• **Your task**
Every line holding the word "Recovery" should be copied from the material.

• **Material to process**
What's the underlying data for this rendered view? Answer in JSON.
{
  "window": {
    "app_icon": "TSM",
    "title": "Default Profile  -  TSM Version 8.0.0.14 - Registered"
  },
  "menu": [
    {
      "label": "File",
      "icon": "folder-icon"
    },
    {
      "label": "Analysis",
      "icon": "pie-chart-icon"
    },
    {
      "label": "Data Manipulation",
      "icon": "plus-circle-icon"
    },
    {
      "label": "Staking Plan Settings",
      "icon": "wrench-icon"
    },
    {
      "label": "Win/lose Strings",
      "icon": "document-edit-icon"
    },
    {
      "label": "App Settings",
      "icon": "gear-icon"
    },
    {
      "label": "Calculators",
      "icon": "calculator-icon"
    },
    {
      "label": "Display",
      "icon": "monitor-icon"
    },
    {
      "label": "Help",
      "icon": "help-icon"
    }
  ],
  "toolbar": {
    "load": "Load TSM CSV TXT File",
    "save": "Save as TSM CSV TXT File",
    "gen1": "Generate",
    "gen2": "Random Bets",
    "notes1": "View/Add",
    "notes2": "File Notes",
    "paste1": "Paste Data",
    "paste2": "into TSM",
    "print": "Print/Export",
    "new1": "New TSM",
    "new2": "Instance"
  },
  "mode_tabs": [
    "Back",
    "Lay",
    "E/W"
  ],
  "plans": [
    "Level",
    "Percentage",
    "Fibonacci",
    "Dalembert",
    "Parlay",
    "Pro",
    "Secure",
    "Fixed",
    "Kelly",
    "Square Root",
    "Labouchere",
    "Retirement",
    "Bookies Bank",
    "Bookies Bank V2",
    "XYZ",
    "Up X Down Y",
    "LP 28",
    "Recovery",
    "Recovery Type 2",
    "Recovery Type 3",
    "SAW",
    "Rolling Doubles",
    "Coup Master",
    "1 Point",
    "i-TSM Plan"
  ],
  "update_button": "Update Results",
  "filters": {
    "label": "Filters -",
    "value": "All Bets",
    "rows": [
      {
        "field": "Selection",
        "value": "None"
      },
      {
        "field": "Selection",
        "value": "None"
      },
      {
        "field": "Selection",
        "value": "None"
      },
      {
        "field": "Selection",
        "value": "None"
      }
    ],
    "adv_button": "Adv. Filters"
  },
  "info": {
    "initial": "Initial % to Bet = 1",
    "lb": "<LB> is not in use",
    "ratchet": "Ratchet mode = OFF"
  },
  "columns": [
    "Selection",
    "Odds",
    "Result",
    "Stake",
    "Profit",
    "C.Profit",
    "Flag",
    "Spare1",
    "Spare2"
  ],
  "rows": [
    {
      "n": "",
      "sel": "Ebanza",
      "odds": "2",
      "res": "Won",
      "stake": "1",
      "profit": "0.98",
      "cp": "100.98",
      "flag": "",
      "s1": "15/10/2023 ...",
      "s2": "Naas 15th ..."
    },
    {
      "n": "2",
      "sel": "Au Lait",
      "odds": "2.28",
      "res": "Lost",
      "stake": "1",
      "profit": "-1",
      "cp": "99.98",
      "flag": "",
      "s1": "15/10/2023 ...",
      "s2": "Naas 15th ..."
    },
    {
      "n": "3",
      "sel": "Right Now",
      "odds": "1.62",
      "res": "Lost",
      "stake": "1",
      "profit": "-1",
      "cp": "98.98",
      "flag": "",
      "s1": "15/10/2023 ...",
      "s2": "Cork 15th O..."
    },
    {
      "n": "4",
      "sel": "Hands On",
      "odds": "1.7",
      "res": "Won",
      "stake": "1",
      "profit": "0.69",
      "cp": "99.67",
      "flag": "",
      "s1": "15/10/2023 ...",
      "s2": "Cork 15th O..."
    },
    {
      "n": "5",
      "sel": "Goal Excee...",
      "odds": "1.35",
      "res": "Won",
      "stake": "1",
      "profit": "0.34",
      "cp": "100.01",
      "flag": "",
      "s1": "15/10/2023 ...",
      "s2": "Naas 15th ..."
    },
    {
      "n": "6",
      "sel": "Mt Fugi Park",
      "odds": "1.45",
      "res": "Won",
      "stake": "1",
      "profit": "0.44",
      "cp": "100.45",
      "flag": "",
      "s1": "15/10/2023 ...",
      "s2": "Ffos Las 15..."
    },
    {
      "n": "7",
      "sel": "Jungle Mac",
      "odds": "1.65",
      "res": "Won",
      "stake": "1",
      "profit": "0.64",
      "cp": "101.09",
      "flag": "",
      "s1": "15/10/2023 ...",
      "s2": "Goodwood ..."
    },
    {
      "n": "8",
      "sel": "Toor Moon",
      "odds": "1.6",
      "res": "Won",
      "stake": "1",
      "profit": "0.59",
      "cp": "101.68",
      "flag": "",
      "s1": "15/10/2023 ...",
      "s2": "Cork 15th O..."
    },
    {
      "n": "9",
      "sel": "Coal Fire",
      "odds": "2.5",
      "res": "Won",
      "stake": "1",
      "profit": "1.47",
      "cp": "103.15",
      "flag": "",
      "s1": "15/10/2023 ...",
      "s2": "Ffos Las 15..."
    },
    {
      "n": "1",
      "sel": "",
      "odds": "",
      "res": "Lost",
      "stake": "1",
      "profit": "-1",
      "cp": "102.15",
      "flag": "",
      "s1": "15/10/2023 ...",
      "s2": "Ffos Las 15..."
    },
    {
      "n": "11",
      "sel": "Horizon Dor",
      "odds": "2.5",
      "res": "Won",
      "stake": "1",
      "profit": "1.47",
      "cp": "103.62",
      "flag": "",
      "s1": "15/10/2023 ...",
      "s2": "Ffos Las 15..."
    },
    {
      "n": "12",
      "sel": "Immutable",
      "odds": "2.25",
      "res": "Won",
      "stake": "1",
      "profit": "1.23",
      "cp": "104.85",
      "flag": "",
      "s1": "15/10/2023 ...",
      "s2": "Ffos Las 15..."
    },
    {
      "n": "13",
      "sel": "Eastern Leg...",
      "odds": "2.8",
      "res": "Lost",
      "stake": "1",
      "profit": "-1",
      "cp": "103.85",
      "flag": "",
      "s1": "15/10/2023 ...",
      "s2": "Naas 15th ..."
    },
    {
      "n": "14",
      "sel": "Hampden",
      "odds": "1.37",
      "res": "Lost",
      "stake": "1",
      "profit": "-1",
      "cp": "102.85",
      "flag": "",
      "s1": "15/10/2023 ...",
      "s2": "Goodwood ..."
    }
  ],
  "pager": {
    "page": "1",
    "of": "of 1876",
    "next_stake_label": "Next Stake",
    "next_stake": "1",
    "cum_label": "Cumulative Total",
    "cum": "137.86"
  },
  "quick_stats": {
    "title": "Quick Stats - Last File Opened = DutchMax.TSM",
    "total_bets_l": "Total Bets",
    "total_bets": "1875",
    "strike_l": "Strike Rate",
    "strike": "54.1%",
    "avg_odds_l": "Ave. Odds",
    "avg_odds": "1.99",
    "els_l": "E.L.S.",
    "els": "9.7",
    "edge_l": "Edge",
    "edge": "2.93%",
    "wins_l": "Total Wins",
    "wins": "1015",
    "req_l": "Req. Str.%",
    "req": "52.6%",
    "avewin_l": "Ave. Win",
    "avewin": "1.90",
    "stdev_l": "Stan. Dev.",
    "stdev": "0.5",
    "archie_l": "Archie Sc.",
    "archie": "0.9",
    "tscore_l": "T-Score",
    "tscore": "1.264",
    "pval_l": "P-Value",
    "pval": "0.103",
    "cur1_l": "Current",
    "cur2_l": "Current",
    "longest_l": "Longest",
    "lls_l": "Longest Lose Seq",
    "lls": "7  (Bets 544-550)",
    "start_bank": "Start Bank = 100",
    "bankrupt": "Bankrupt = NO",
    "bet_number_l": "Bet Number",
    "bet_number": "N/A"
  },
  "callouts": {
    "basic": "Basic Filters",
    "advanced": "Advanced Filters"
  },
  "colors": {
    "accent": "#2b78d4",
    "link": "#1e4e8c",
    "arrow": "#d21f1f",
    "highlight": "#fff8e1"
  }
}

• **Result of the task**
    "Recovery",
    "Recovery Type 2",
    "Recovery Type 3",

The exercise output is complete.